reports Ban lamented that discrimination against people based on their gender and sexual orientation "had been ignored or sanctioned by many states for far too long." BBC
reports that Mr. Ban told the African leaders, set to elect a new AU Commission chair, that: "Events proved that repression is dead. Police power is no match to people power seeking dignity and justice." Ban Ki-moon told the African delegates that discrimination based on sexual orientation or gender identity encourages governments "to treat people as second class citizens or even criminals."
Ban admitted that it would be challenging for Africa to "confront this discrimination."
Strong anti-gay sentiments in Africa
reports homosexuality is illegal in most African countries, including major Western allies such as Uganda, Nigeria, Kenya and Botswana. The U.S. and the U.K. have warned African countries criminalizing homosexual acts that they would withhold foreign aid.
According to Huffington Post
, there was no immediate response from African heads of states to Ban's speech. But judging from precedence, many African leaders would find Ban's criticism of the anti-gay and anti same-sex legislation in their countries irritating. African countries, both Christian and Muslim, are socially conservative, especially on sexual issues, and many citizens of African countries support the criminalization of homosexual acts by their governments, a fact which provides political motivation for governments seeking re-election to take hard-line stance on homosexuality.
reports African leaders have in the past reacted angrily to calls for gay rights to be respected in their countries. Ugandan officials have complained of "bullying" tactics by the UK and Zimbabwe's Robert Mugabe, who has cultivated international notoriety for his anti-gay pronouncements, once described UK Prime Minister Cameron was "satanic." Many other African leaders, including the Nigerian Senate President, have said that homosexuality is "un-African."
reported that the Nigerian senate recently passes a bill banning homosexual acts and same-sex marriage in the country. The bill prohibits all marriages between persons of the same sex and prescribes a 14-year jail term for anyone convicted of contracting same-sex marriage inn Nigeria. The bill nullifies all certificates of same-sex marriage contracted outside Nigeria, proscribes all gay clubs and recommends a 10-year jail term without option of fine for anyone guilty of operating a gay club in the country.
The anti-gay bill is strongly supported by both Christian and Muslim leaders in Nigeria.
"Gadaffi was a nuisance"
The African Union, at the present summit, is set to elect a new AU Commission chair. BBC
reports South Africa has presented Nkosozana Dlamini Zuma, ex-wife of President Jacob Zuma, to challenge the incumbent Jean Ping of Gabon, who has held the post since 2008. If she wins Monday's vote she will become the first woman to lead the AU executive council, BBC

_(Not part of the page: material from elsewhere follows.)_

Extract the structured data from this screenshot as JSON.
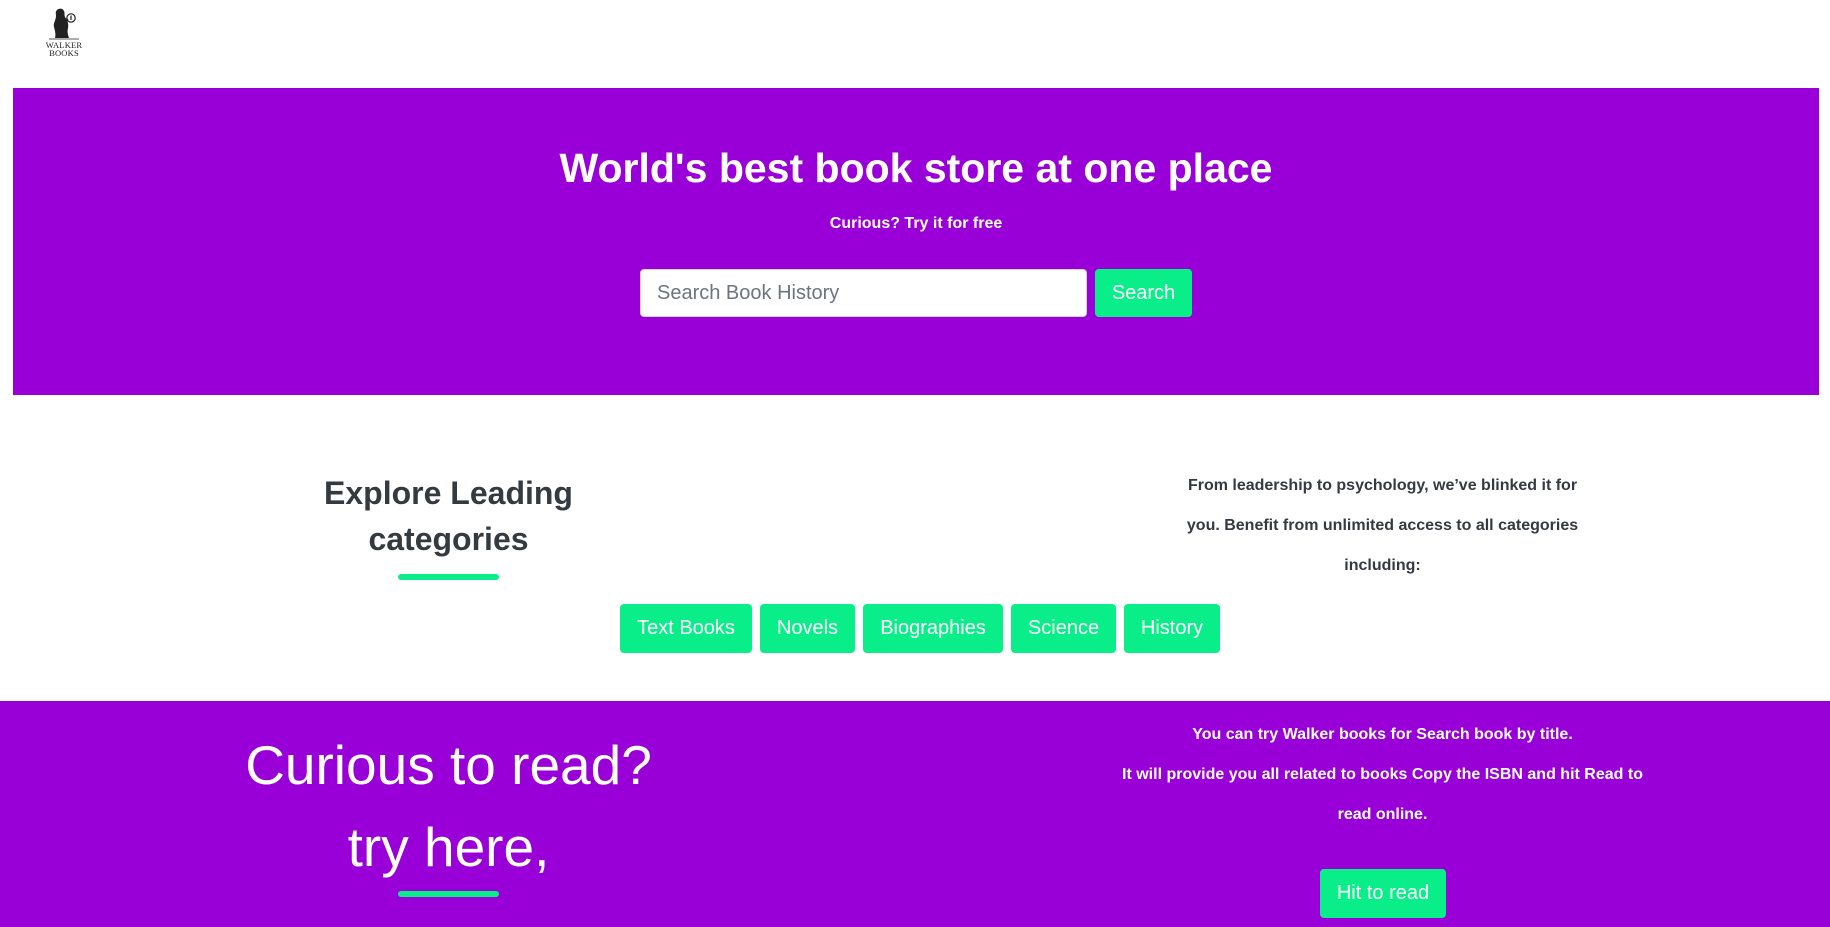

The African Union has also chosen Benin President Thomas Boni Yayi as AU chairm. He is replacing Equatorial Guinea President Teodoro Obiang Nguema.
The African delegates are meeting in the news $200 million AU headquarters funded and build by China. The building was officially opened on Saturday. According to BBC, the building is 100 meters tall and dominates the Addis Ababa skyline.
This is the first summit of the African Union since the death of Libya's Colonel Gaddafi. According to the BBC
, though African heads of state refrained from voicing their feelings, Gaddafi was seen as a nuisance by many African leaders because of his "eccentric manners and grandstanding" which often delayed talks in AU summits. BBC
reports that a senior African politician said: "He (Gaddafi) was a nuisance."
The summit will be discussing many pressing issues on the continent, including the tensions between Sudan and South Sudan, the war in Somalia and the escalating Islamic insurgency in Nigeria.